  • Provide a reference UI for font developers to author shaping logic graphically, similar to Microsoft's Volt

Bigger fonts[edit]

Users are burdened when fonts that require more than 64k glyphs are split into sets of fonts. Users are also burdened with per-style files, instead of per-family files.

  • Remove the glyph limit.
  • Provide more documentation and tools for system developers, type designers and users to support and use the TTC composite font format from Adobe and Apple, that enables a virtual font to be created out of many component fonts, effectively removing the limit on the number of glyphs, and providing single per-family files.

Unencoded characters (Gaiji)[edit]

Better Signing[edit]

As fonts contain more sophisticated logic (and perhaps as they are streamed) the ability to verify they have not been maliciously modified becomes more important. The OpenType format has a DSIG table for securely signing fonts to prove they have not been tampered with, but currently only a proprietary Microsoft tool (unmaintained since 2002) can sign them. Similar to the EFF "Let's Encrypt" project to make it possible for everyone to run secure websites, it is important that everyone can sign fonts to prove they have not been modified. fontTools issue #306 tracks this. http://www.w3.org/TR/SRI/ is also relevant.

Better Security Model[edit]

Users are burdened when fonts allow attackers to take over their computers. Fonts have been vectors for viruses and malware for a long time up to the present day, jailbreaking iPhones and enabling very severe system hacks - http://j00ru.vexillium.org/?p=2520 - so a new font format that throws out dangerous legacy technology would be good.

Better updates[edit]

Users are burdened when fonts are updated but they do not receive notifications that the updates are available. It is common that applications auto-update, and users can set applications to update without requiring them to take any action, such that they are always up to date.

A new font format specification could provide a standard way to update fonts.


Users are burdened when the same font has different line layout in different applications/systems, because there are 3 vertical metrics in OpenType (in the OS/2 and HEAD tables) which are used differently by different systems.

A new font format should follow the Don't Repeat Yourself principle and avoid redundant data.

Better rendering[edit]

Control over gamma and similar values so that designers can tune their typography across devices towards similar colour; currently it is frustrating for designers that the 'same' font has very different apparent weight across devices.

Better Specification[edit]

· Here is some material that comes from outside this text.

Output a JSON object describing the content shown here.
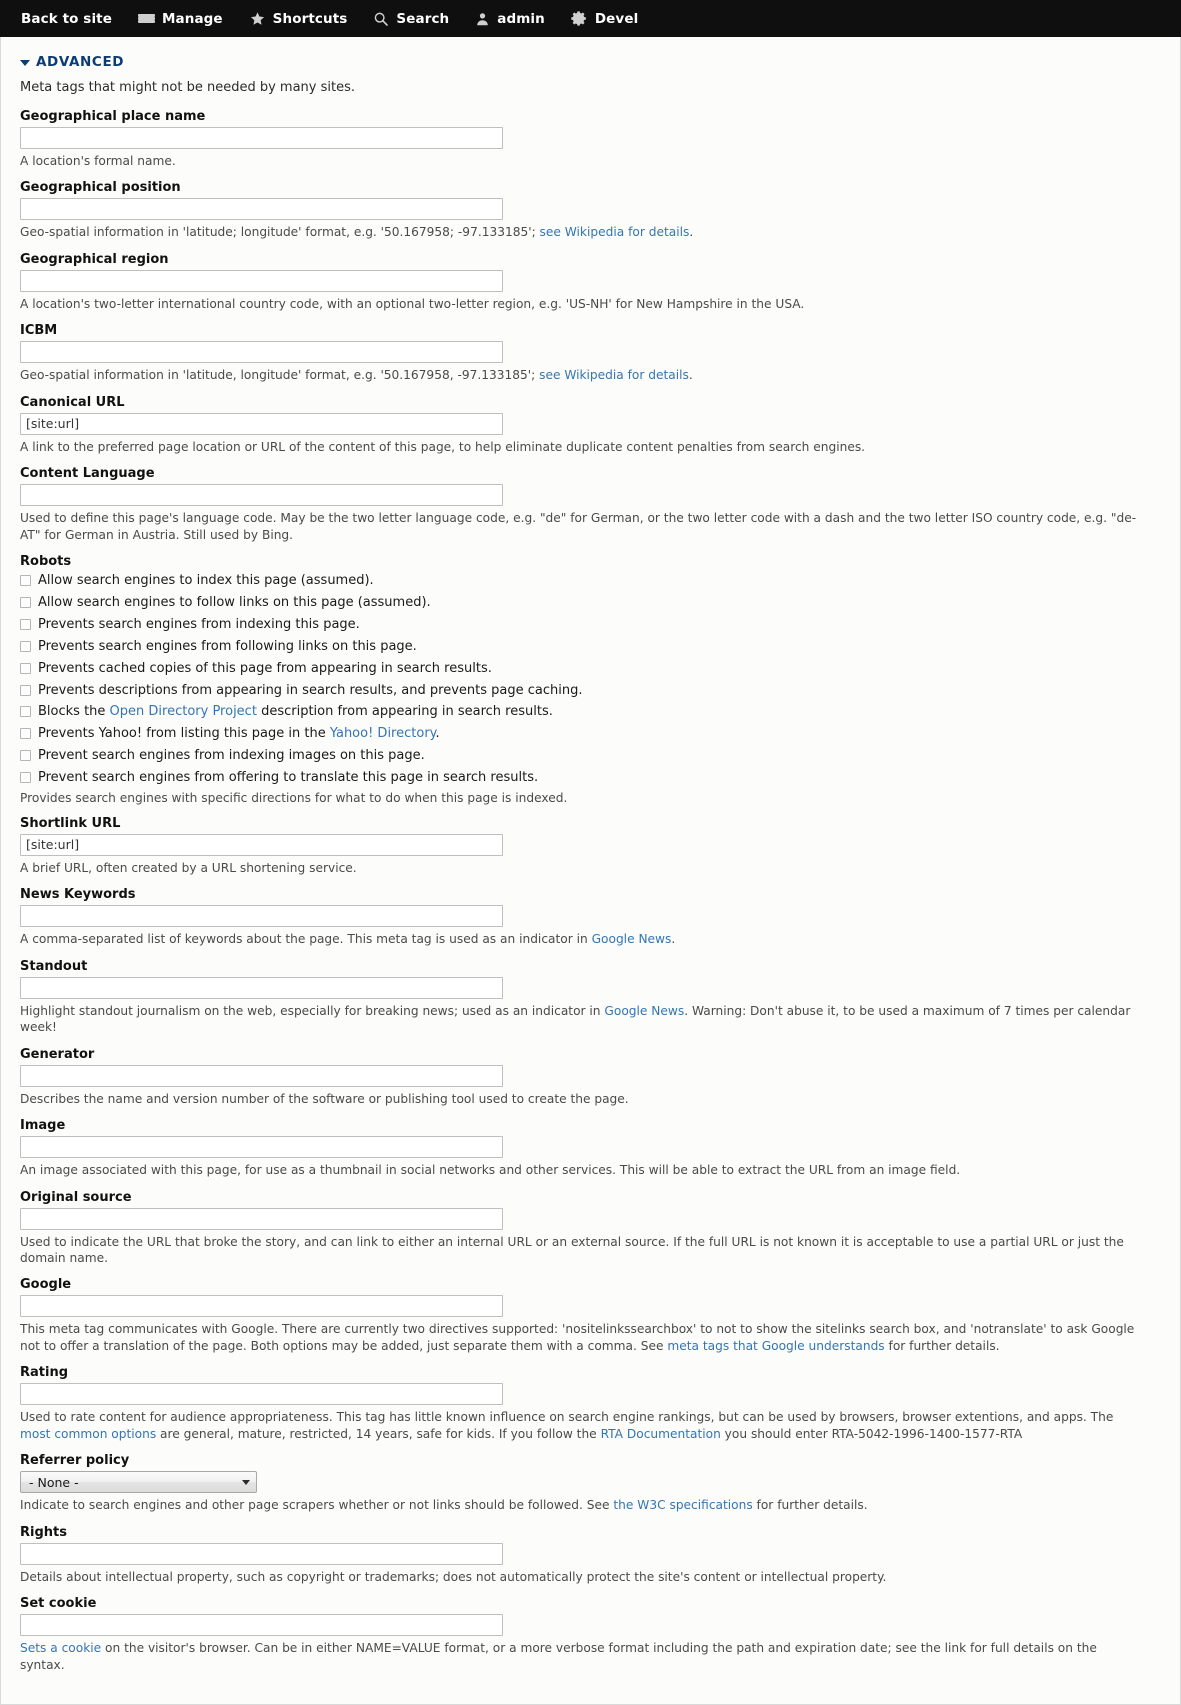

Users suffer when implementations differ because the specification contains ambiguity.

A new format should have data in tables that are self-describing, so we don't have to write a custom parser for each, says Simon Cozens.